  The counter-point to this rueful passage came when a vendor told me of a clinic providing free dental care buried somewhere in the catacombs of Edinburgh's Cowgate. Working from a surgery at the back of a converted chapel were a pair of Santos Dentistas. Dental surgeons Adam and Ania man the post at the Edinburgh Access Practice two days a week and provide free dental care to anyone unfortunate enough to qualify for their services. Both apportion their days between victims of the poverty trap and patients with blood-born viruses. Ania also works one day at a psychiatric hospital carrying the torch for Mary Seacole. Against implausible odds they are heroically plugging a septic health service. "If you're on benefits then you're entitled to free dental care" they conceded. And there was the rub; to qualify for benefits you need an address - a home!

 Neither break the rules, they'll treat anyone who needs their care out of hours.


You'll find Santa on Christmas Day working at the emergency dental clinic- ask for Ania.

Kamikaze has had another visitation from the "tattoo spirit". A sacred patch of virginal terrain on his ink-etched torso had been consecrated by another of my images. His chromium skirl, framed by the motto 'C'est la Fuckin' Vie', roars out from the encroaching crevice like a chrome Leo the MGM lion.

11 Dec 2009

Bristol Old Vic

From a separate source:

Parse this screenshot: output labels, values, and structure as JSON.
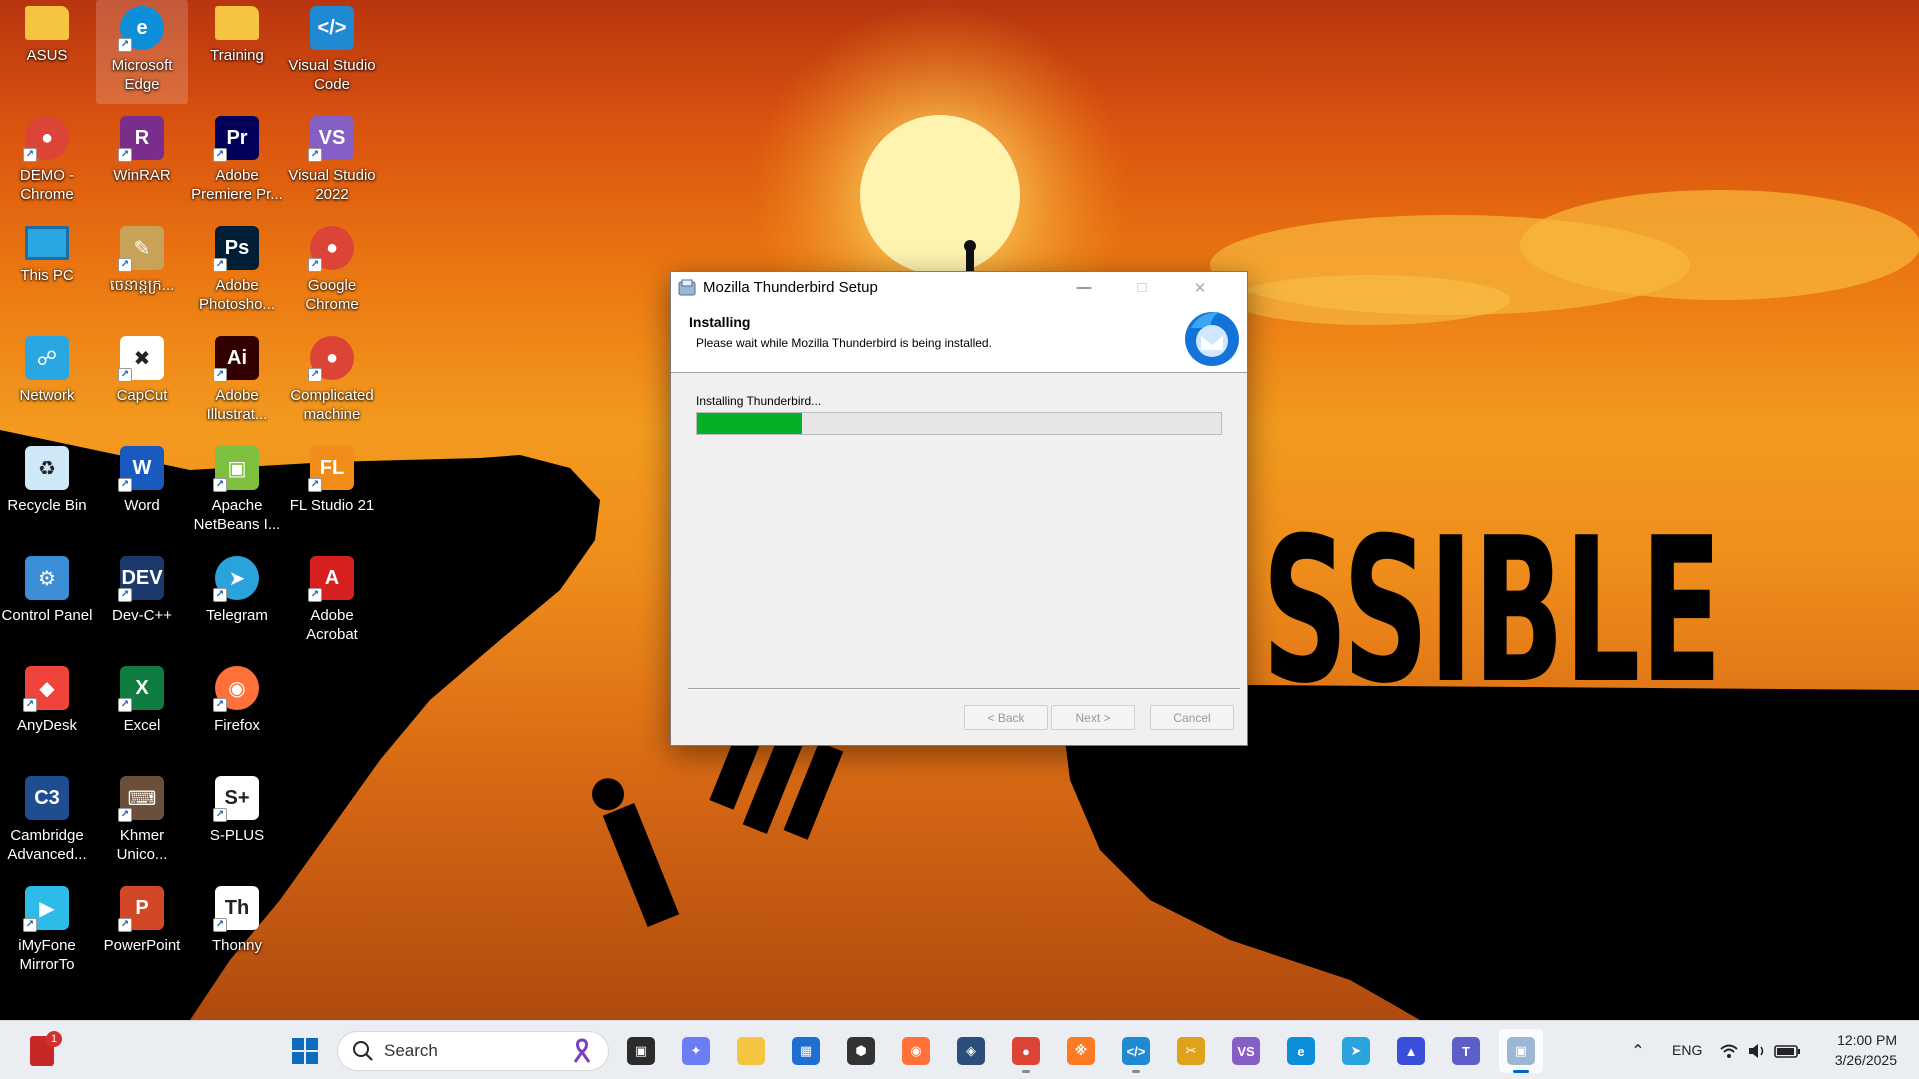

The Bristol Old Vic have commissioned me to create images for a play scheduled for next March. 'Juliet and her Romeo' is Tom Morris's first production as new director of Britain's longest running theatre. Tom's adaptation of "Shakespeare's text with some cuts," is performed by octogenarians and set in a care-home. The images should be unapologetic, beautiful and celebrate love's ability to transcend age - not buried in digital-botox.

Sîan Phillips CBE

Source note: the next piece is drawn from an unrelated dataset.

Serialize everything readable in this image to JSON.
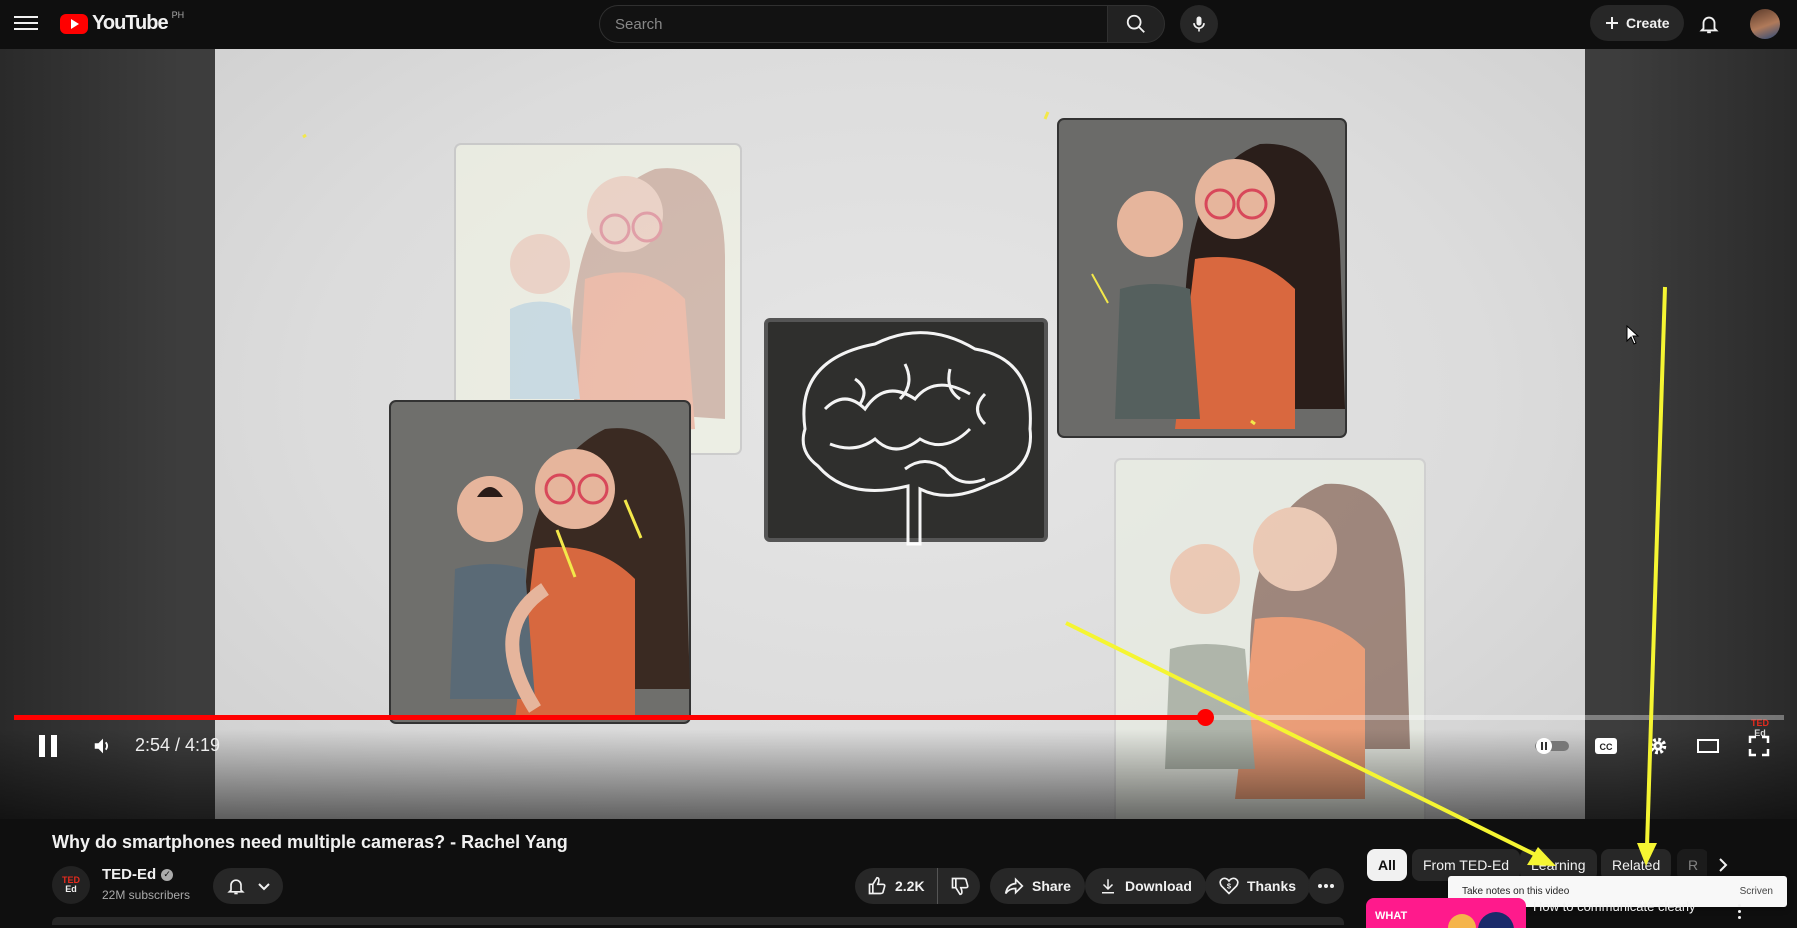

Tom has cast iconic Welsh actress Sian Phillips CBE as his Juliet. Sian's distinctive features and extraordinary presence command the frame. Her lover is to be played by the wickedly charming Michael Byrne - a surprising role model who made me want to sprint to seventy. Sian and Michael regaled me with stories of them with legends such as Olivier, Jacobi, Richardson and Guinness. With 141 years of experience between them they are hyperlinks to stage and cinema history. One anomaly struck me as out-of-sync; neither had seen Romeo and Juliet performed on stage!

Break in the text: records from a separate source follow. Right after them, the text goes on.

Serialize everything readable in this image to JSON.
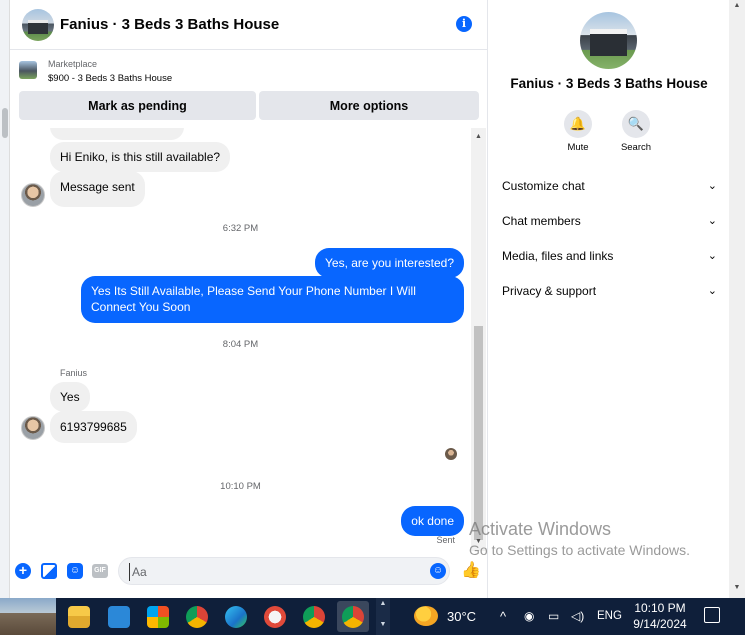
{
  "chat": {
    "title": "Fanius · 3 Beds 3 Baths House",
    "marketplace_label": "Marketplace",
    "listing": "$900 - 3 Beds 3 Baths House",
    "btn_pending": "Mark as pending",
    "btn_more": "More options",
    "messages": {
      "m1": "Hi Eniko, is this still available?",
      "m2": "Message sent",
      "t1": "6:32 PM",
      "m3": "Yes, are you interested?",
      "m4": "Yes Its Still Available, Please Send Your Phone Number I Will Connect You Soon",
      "t2": "8:04 PM",
      "sender": "Fanius",
      "m5": "Yes",
      "m6": "6193799685",
      "t3": "10:10 PM",
      "m7": "ok done",
      "sent": "Sent"
    },
    "composer_placeholder": "Aa"
  },
  "details": {
    "title": "Fanius · 3 Beds 3 Baths House",
    "mute": "Mute",
    "search": "Search",
    "rows": [
      "Customize chat",
      "Chat members",
      "Media, files and links",
      "Privacy & support"
    ]
  },
  "watermark": {
    "line1": "Activate Windows",
    "line2": "Go to Settings to activate Windows."
  },
  "taskbar": {
    "temp": "30°C",
    "lang": "ENG",
    "time": "10:10 PM",
    "date": "9/14/2024"
  },
  "colors": {
    "accent": "#0866ff",
    "incoming_bubble": "#f0f0f0",
    "taskbar": "#0f1f3a"
  }
}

Michael Byrne

  This was pre-pre-production and to make the exercise more of a challenge this would be the first time the principal actors had met. I had two and a half hours to shoot in a production office donated by Jerwood Studios. The intimate 4x3 metre space, complete with desks and chairs would have to make do. Fortunately there were no assistants, wardrobe or props. I maneuvered between a web of cables and stands, careful not to spark a domino-effect. The session opened with Sîan. She was well accustomed to the lens. Once I'd found a niche in her repertoire of reflexive poses I moved swiftly on. Michael was photo-putty; playful, provocative and consummately versatile.
 Today would have been my fathers birthday - he'd have enjoyed the company.

(selection of outtakes)

 In the days of photo-chemistry I operated within the confines of the characteristics of manufacturer's film and papers. Once the shutter was pressed the process came to an end, save a few arbitrary adjustments made by the printer. The photographic community's appetite for manipulation was whet with the advent of (Ilford) Multi-Grade. They embraced it's ability to allow the manipulation of not only exposure but also contrast. The photographer (or printer) could be further imbued in the image by the shake of a mask or wave of a dodging wand.

A liquid crystal now radiates where a halide crystal once burned and the physical imprint continues through the photographer's stylus. The connection is strengthened and expanded exponentially through the myriad tones, colours and hues at the disposal of today's photographer. The digital palette marks the departure from the one-click traditionalist.

After more than a decade in my Adobe cell I have developed a synergy integral to the creating of my images. Intervention by the most skillful pixel surgeon only derails expression and severs the creative link.

No one else can do this for me - I won't to apportion credit for my vision.